Rotator cuff-tear arthropathy has traditionally represented a challenge to the shoulder arthroplasty surgeon. The poor results of conventional total shoulder arthroplasty in rotator-cuff-deficient shoulders due to glenoid component loosening have led to hemiarthroplasty being the traditional preferred surgical option. Recently, reverse total shoulder arthroplasty has gained increasing popularity because of a clinical perception of an improved functional outcome, despite the lack of comparative data. The aim of this study was to compare the early functional results of hemiarthroplasty with those of reverse shoulder arthroplasty in the management of cuff-tear arthropathy.Methods:

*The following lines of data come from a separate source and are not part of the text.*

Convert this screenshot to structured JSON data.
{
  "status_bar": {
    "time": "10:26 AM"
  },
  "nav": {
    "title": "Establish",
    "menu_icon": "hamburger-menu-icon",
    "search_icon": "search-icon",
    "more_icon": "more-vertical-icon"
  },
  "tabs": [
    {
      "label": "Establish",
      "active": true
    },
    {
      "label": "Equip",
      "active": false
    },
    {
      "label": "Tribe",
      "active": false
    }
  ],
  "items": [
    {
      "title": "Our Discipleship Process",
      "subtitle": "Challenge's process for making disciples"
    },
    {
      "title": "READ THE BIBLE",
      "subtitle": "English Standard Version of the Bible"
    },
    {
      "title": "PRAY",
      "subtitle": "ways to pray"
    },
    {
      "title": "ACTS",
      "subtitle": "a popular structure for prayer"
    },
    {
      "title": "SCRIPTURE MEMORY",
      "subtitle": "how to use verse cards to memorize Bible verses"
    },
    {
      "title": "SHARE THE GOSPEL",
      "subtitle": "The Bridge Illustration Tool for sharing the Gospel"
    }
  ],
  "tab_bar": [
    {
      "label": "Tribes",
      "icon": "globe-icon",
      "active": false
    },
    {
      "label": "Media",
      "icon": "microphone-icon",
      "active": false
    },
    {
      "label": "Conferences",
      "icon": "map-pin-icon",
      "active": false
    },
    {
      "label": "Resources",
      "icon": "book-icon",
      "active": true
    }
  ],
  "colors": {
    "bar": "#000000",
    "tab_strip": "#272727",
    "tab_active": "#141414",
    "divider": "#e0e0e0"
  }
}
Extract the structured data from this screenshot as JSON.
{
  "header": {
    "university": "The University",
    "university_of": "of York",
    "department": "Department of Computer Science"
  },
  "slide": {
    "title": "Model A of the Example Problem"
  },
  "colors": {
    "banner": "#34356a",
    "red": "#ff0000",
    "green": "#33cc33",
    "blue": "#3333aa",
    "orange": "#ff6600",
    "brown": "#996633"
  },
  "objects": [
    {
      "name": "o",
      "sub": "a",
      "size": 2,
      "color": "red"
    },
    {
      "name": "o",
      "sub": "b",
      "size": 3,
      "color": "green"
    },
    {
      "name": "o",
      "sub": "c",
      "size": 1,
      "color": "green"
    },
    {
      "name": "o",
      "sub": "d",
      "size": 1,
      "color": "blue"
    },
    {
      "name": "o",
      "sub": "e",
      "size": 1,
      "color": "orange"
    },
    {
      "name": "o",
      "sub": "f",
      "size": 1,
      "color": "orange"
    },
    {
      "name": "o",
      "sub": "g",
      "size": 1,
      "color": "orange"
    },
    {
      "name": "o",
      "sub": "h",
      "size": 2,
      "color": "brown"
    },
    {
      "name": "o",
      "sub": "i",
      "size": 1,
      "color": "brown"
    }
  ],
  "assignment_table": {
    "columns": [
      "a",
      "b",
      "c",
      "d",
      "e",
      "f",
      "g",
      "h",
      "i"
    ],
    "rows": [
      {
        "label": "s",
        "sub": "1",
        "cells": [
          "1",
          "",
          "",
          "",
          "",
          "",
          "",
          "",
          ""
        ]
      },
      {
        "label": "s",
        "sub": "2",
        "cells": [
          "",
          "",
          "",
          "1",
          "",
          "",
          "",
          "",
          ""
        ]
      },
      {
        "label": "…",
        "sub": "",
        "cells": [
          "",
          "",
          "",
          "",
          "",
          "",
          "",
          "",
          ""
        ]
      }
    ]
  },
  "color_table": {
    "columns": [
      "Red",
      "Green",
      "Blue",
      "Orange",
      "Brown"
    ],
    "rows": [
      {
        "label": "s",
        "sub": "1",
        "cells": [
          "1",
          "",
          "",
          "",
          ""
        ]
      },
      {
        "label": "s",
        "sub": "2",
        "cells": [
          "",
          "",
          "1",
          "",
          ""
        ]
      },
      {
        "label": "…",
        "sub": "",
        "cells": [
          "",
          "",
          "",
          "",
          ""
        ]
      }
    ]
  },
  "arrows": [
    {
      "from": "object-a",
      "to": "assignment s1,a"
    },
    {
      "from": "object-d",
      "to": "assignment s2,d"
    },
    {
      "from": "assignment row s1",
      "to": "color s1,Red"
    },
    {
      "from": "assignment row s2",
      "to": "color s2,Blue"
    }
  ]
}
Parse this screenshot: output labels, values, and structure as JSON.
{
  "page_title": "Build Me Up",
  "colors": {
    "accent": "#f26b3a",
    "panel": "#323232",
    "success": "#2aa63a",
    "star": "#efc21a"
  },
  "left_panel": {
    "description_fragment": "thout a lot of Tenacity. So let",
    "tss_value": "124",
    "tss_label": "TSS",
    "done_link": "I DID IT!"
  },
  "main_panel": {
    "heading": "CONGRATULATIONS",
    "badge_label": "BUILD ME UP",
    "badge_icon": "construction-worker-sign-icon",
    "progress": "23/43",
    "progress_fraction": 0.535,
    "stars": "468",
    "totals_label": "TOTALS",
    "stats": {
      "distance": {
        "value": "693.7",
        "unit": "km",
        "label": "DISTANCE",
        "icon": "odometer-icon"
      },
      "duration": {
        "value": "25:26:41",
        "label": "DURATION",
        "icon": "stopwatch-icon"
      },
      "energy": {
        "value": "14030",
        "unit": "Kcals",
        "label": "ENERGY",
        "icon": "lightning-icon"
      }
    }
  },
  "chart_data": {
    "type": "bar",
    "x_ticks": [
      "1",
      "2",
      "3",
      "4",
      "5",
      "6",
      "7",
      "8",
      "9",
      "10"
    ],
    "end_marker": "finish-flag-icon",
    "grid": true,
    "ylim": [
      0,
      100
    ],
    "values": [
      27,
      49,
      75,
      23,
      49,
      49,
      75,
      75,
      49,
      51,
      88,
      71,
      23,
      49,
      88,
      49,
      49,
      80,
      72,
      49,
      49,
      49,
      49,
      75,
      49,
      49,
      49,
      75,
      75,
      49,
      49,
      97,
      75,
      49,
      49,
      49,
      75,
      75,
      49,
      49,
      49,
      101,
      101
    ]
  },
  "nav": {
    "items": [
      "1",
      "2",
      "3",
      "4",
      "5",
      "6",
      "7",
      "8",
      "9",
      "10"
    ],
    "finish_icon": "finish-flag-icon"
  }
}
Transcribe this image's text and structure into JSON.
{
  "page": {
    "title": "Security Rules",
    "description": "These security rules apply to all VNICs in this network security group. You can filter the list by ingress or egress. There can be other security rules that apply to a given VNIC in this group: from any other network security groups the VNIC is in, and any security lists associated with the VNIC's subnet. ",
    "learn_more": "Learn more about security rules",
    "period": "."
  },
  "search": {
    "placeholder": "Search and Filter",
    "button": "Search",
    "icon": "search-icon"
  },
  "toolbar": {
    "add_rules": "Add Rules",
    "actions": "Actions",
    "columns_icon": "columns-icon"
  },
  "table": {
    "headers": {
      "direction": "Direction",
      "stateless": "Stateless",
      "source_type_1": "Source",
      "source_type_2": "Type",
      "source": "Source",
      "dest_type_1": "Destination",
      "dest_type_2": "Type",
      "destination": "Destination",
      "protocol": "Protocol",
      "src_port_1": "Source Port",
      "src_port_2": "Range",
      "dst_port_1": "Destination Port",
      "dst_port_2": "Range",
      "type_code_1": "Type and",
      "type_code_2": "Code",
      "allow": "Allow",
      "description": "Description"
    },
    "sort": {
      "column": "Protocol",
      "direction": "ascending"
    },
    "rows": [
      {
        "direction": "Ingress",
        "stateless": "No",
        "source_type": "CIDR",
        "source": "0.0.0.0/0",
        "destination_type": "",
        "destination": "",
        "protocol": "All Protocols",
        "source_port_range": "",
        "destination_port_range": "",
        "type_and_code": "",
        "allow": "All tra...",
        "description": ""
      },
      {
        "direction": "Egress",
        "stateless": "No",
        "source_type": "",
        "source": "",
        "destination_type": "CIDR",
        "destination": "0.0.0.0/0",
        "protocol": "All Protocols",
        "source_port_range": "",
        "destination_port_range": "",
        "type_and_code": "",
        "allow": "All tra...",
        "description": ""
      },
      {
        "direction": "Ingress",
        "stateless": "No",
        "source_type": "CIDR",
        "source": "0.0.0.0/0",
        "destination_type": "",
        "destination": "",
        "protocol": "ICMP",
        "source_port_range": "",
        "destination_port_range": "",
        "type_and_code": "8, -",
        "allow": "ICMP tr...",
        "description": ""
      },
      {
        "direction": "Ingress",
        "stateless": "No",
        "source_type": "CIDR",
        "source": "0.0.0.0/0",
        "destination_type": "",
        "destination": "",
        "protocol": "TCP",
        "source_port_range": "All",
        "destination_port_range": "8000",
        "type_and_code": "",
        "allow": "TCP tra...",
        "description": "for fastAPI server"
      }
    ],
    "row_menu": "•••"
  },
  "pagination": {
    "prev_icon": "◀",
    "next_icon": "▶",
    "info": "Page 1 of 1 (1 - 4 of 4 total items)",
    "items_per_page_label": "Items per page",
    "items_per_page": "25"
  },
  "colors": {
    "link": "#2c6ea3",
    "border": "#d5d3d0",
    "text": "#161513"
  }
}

The results of 102 primary hemiarthroplasties for rotator cuff-tear arthropathy were compared with those of 102 reverse shoulder arthroplasties performed for the same diagnosis. Patients were identified from the New Zealand Joint Registry and matched for age, sex, and American Society of Anesthesiologists (ASA) scores. Oxford Shoulder Scores (OSS) collected at six months postoperatively as well as mortality and revision rates were compared between the two groups.Results:
There were fifty-one men and fifty-one women in each group, with a mean age of 71.6 years in the hemiarthroplasty group and 72.6 years in the reverse shoulder arthroplasty group. The mean OSS at six months was 31.1 in the hemiarthroplasty group and 37.5 in the reverse shoulder arthroplasty group. At the time of follow-up, there were nine revisions in the hemiarthroplasty group and five in the reverse shoulder arthroplasty group. No difference in mortality rate was seen between the two groups.Conclusions:
In this unselected population with rotator cuff-tear arthropathy, controlled for age, sex, and ASA score, reverse shoulder arthroplasty resulted in a functional outcome that was superior to that of hemiarthroplasty. Longer-term follow-up is needed to confirm these findings.Level of Evidence:
Therapeutic Level III. See Instructions for Authors for a complete description of levels of evidence.